Historic leaves, volume 6, April, 1907 - January, 1908, Company E, 39th Massachusetts Infantry, in the Civil War. (search)
setts militiamen, all serving for nine months, and their term of service was nearly ended. We were now a part of the Army of the Potomac. Sunday, July 12. We left Maryland Heights at 10 a. m. to report to General Mead, who was on his way from Gettysburg, and was now following up the Confederate army, which was still on the Maryland side, but farther up the river. We marched all night, and halted at six in the morning for breakfast. At 3 p. m. we joined the army at Funkstown, near Hagarstown, Md., having made thirty miles in twenty-nine hours. Much of the march had been over a very rough road. To be explicit, ours was the Fourth brigade, Second division, First army corps, and under General John Newton. We were an extra brigade. July 13. We skirmished all day. July 14. Though being ordered to move early, we did not get under way until 2 p. m. We passed over the rebels' works, now deserted, and after a distance of seven miles, halted at Williamsport. Here our Somerville

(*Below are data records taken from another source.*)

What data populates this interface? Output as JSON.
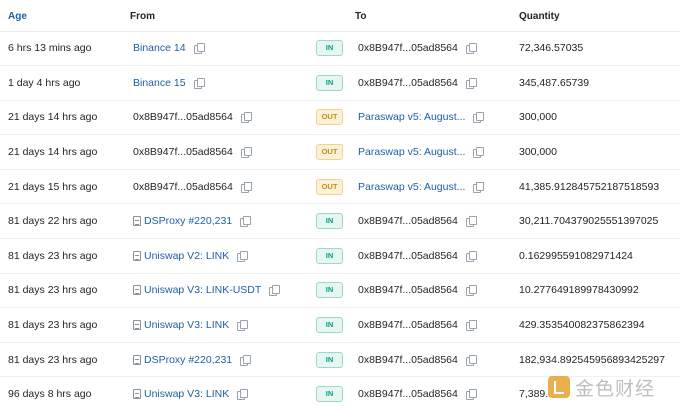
{
  "columns": {
    "age": "Age",
    "from": "From",
    "to": "To",
    "quantity": "Quantity"
  },
  "colors": {
    "link": "#1e5fa8",
    "in_badge": "#00a186",
    "out_badge": "#c58b1e"
  },
  "rows": [
    {
      "age": "6 hrs 13 mins ago",
      "from": "Binance 14",
      "from_type": "link",
      "from_icon": "",
      "direction": "IN",
      "to": "0x8B947f...05ad8564",
      "to_type": "addr",
      "quantity": "72,346.57035"
    },
    {
      "age": "1 day 4 hrs ago",
      "from": "Binance 15",
      "from_type": "link",
      "from_icon": "",
      "direction": "IN",
      "to": "0x8B947f...05ad8564",
      "to_type": "addr",
      "quantity": "345,487.65739"
    },
    {
      "age": "21 days 14 hrs ago",
      "from": "0x8B947f...05ad8564",
      "from_type": "addr",
      "from_icon": "",
      "direction": "OUT",
      "to": "Paraswap v5: August...",
      "to_type": "link",
      "quantity": "300,000"
    },
    {
      "age": "21 days 14 hrs ago",
      "from": "0x8B947f...05ad8564",
      "from_type": "addr",
      "from_icon": "",
      "direction": "OUT",
      "to": "Paraswap v5: August...",
      "to_type": "link",
      "quantity": "300,000"
    },
    {
      "age": "21 days 15 hrs ago",
      "from": "0x8B947f...05ad8564",
      "from_type": "addr",
      "from_icon": "",
      "direction": "OUT",
      "to": "Paraswap v5: August...",
      "to_type": "link",
      "quantity": "41,385.912845752187518593"
    },
    {
      "age": "81 days 22 hrs ago",
      "from": "DSProxy #220,231",
      "from_type": "link",
      "from_icon": "contract",
      "direction": "IN",
      "to": "0x8B947f...05ad8564",
      "to_type": "addr",
      "quantity": "30,211.704379025551397025"
    },
    {
      "age": "81 days 23 hrs ago",
      "from": "Uniswap V2: LINK",
      "from_type": "link",
      "from_icon": "contract",
      "direction": "IN",
      "to": "0x8B947f...05ad8564",
      "to_type": "addr",
      "quantity": "0.162995591082971424"
    },
    {
      "age": "81 days 23 hrs ago",
      "from": "Uniswap V3: LINK-USDT",
      "from_type": "link",
      "from_icon": "contract",
      "direction": "IN",
      "to": "0x8B947f...05ad8564",
      "to_type": "addr",
      "quantity": "10.277649189978430992"
    },
    {
      "age": "81 days 23 hrs ago",
      "from": "Uniswap V3: LINK",
      "from_type": "link",
      "from_icon": "contract",
      "direction": "IN",
      "to": "0x8B947f...05ad8564",
      "to_type": "addr",
      "quantity": "429.353540082375862394"
    },
    {
      "age": "81 days 23 hrs ago",
      "from": "DSProxy #220,231",
      "from_type": "link",
      "from_icon": "contract",
      "direction": "IN",
      "to": "0x8B947f...05ad8564",
      "to_type": "addr",
      "quantity": "182,934.892545956893425297"
    },
    {
      "age": "96 days 8 hrs ago",
      "from": "Uniswap V3: LINK",
      "from_type": "link",
      "from_icon": "contract",
      "direction": "IN",
      "to": "0x8B947f...05ad8564",
      "to_type": "addr",
      "quantity": "7,389."
    }
  ],
  "watermark": {
    "text": "金色财经",
    "icon": "jinse-logo-icon"
  }
}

ssom,———, 5. Grant. General U. S., 45. 56, 57, 65, 66, 72. Gray, Rev., Francis, 4. Green,———, 73. Green, John, 28. Green, General, Nathaniel, 15. Greene, Colonel J. D., 41. Griffin,———, 57. Griffin, General, 45. Griffin, Theophilus, 8, Grimmons, Charles A., 74. Grissell, or Griswold, Francis, 28, 31. Griswold, Francis, 49. Griswold, Hannah, 31, 49. Griswold, Joseph, 49, 50. Griswold, Mary, 31. Grocers' Magazine, 3. Guild, Governor, 74. Guiness Station, 60. Hagarstown, Md., 20. Hale, Edward A., 17. Hall, Gustina, 10. Hall, Primus, 15. Hall, Samuel, 30. Hamblen,———, 14. Hamilton, President, 73. Hamilton, Va., 20. Hancock's Corp, 58, 63. Hannaford, Edward Francis, 13. Hannaford, Frederick W., 13. Hanover, 61. Harbard, Henry, 31. Harbour, or Harbard, Henry, 31. Harlow, George R., 58. Harper's Ferry, 19. Harris. T. P., 67. Harvard College. 37. Hawes, Frank M., 73, 74, 76. Hawkins, Christopher, 14, 33, 53. Hawki